Wine Jelly

I can’t even count the number of times I’ve looked at a glass of red wine and thought to myself, “you know how this would be even better? If I could spread it on crackers!”

Okay, I’m lying. I’ve never thought that. Red wine is pretty excellent in a plain old wine glass, and there’s no reason to argue otherwise. But in the interest of not leaving well enough alone (I love poking well enough with a stick!), this is a way to take the excellent and make it transcendent. We’ve all had red wine, and we’ve given it as the standard hostess gift at every dinner party we’ve been to for the last kazillion years, and that’s fine. But wine jelly? Not only is it a handmade gift from your own kitchen, but hello! It’s also wine. And it’s easy to make. And the recipe conveniently leaves a healthy glassful to relax with while you wait for your jars to seal. You don’t want it to go to waste, do you?

The first few times I gave this out, I’ll admit that I got mixed reactions: “Wine jelly…um…interesting! What do you do with it?”  Now, I get a preemptive “Are you making the wine jelly this year?” I’ve heard varying reports on what people are actually doing with it – the most common is served with cheese and crackers as an appetizer (this method has been me-tested and wholeheartedly approved), but I’ve also heard that it’s been mixed with Dijon mustard for a marinade, and I’ve even gotten a report or two that it’s been used in a grown-up version of a classic PB&J. Again, just another way to make the already-excellent transcendent.

What I love about this jelly is that you can actually taste the wine. It’s never boiled, so the alcohol doesn’t cook out. The downside of this is that you should probably not put it on your morning English muffin (unless it’s the weekend). The upside is that, like I said, you can actually taste the wine. The sugar mellows it quite a bit, and it’s not overpowering in the least. I’m not an expert on palates and finishes and all of that, but I’d describe each bite as a burst of fruity sweetness followed by a hint of the wine flavor at the very end. While it’s definitely not your standard Smuckers, it’s really, really good.

If you’re not interested in canning this for long-term storage but still want to give it as a gift, that’s absolutely fine – it will keep refrigerated for several months in sterilized jars. If you’re new to home canning but interested, I urge you to go here to read up on the basics. This was the first recipe I ever canned, and the simplicity of it got me totally hooked. Regardless of how you prepare, preserve, give or store this, I hope you enjoy it – it’s one of my all-time favorites.

Wine Jelly
Yield: 7 half pint jars/7 cups
  • 4 cups red wine (use any red you like. I use a $9 Cabernet blend from Trader Joe's. Also, your standard bottle is only three cups, so you'll have to buy two bottles or a 1.5 liter for this, and then dispose of the leftovers somehow.
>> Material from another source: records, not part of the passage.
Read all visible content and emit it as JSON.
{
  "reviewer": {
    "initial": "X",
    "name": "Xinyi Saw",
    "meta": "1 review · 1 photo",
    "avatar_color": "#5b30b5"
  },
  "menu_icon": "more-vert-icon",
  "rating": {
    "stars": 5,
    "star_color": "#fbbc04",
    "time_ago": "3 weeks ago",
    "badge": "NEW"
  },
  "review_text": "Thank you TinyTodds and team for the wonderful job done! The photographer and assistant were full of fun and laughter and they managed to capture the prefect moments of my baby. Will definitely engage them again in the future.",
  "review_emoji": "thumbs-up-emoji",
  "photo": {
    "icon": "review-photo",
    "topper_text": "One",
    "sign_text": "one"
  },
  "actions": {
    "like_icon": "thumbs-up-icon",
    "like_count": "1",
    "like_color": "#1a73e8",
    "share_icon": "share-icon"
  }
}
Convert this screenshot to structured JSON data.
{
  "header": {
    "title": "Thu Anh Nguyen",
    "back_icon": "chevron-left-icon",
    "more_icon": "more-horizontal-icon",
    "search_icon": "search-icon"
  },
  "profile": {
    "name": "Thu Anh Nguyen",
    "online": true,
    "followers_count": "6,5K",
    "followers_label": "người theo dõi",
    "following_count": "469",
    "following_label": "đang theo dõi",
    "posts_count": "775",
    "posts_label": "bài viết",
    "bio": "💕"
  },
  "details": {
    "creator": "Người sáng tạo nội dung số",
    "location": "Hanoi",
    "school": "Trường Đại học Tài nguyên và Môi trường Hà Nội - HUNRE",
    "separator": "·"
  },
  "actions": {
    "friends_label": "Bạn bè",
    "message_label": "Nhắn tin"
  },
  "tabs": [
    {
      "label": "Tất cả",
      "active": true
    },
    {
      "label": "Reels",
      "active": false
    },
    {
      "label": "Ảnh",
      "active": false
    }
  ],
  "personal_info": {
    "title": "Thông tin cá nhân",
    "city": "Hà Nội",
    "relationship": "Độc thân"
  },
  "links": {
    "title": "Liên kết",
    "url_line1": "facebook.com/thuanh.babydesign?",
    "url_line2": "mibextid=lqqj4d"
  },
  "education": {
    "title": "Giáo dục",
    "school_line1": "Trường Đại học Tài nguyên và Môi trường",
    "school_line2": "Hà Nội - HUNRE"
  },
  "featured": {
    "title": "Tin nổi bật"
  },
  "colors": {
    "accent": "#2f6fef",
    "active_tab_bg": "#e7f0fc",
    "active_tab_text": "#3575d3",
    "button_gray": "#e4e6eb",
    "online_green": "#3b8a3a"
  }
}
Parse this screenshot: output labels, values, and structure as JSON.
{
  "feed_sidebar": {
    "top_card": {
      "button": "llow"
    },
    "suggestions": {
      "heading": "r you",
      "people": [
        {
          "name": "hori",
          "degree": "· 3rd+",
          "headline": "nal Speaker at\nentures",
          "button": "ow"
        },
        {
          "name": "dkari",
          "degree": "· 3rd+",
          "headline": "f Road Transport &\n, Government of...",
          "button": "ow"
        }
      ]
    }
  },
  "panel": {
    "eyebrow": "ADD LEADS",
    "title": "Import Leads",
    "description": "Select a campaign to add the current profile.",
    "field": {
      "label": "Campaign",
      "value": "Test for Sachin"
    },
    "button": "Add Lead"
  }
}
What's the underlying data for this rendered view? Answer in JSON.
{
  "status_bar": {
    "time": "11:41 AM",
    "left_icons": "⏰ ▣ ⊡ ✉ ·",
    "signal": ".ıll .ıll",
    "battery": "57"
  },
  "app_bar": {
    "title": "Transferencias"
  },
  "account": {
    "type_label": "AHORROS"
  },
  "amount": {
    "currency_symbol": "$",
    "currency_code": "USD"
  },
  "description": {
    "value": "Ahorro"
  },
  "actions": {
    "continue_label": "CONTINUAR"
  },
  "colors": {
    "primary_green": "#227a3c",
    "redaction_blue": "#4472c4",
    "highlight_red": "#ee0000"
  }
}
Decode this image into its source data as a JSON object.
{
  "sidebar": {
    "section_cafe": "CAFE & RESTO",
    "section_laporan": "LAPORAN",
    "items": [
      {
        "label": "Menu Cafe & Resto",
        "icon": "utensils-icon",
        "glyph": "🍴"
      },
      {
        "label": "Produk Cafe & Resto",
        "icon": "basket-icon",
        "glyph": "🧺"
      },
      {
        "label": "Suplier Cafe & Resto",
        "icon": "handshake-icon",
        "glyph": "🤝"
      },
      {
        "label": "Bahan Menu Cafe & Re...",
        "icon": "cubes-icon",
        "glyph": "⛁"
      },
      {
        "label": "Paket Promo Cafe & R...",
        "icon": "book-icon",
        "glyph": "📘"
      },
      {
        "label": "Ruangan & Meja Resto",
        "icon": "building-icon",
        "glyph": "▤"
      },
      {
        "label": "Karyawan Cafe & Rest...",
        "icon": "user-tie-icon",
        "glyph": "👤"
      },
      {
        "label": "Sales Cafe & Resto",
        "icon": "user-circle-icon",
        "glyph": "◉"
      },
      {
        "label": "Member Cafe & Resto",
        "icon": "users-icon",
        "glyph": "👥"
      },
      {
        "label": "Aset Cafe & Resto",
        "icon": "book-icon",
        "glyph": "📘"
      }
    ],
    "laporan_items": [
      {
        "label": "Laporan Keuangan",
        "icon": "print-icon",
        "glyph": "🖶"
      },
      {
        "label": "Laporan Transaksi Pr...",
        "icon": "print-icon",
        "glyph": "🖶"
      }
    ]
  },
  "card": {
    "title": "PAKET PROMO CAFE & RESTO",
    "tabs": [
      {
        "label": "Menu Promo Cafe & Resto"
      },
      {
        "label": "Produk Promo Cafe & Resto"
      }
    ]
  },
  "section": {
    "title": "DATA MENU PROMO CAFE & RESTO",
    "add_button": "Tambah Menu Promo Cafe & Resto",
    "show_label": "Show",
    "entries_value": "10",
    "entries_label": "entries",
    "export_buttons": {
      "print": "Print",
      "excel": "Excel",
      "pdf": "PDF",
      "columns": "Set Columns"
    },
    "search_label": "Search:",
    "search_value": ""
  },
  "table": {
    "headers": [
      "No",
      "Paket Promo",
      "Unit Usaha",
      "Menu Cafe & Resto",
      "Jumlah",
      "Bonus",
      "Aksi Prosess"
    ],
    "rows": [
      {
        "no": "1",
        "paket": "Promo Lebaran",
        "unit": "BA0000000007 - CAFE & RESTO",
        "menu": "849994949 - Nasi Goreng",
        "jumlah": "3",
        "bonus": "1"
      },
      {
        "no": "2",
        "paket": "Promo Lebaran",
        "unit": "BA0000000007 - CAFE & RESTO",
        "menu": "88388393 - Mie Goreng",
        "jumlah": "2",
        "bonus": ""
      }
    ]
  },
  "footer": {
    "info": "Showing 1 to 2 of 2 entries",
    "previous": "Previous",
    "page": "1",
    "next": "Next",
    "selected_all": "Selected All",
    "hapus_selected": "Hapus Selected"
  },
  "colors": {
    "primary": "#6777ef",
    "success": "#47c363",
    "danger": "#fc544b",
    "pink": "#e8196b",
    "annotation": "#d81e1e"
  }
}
The sacrifices you must make!)
  • 6 cups granulated sugar
  • 2 3-oz packets liquid pectin
  1. Combine wine and sugar in a medium saucepan. Cook over medium heat, stirring occasionally, until sugar is dissolved. Do not boil. Mix in the pectin and stir until combined. Skim off foam, if any, and discard.
  2. If not preserving, ladle into sterilized jars and refrigerate. If preserving, follow instructions here. Ladle into hot sterilized jars, leaving ¼ inch head space, and process for 10 minutes in a water bath. Turn off heat and let stand for ten minutes, then remove and allow to stand undisturbed for 12-24 hours. You should hear the "pop" of the sealed jars within minutes of removing them, which will warm your heart while you enjoy the last bit of that wine you bought for this.
  3. Unpreserved jelly will keep in the fridge for several months. Preserved jelly will keep at room temperature for at least one year.


3 Responses to Wine Jelly

    • Thank you so much, Cara Leigh! I was actually just thinking earlier today about doing a sort of “canning basics” type post sometime soon – would that help?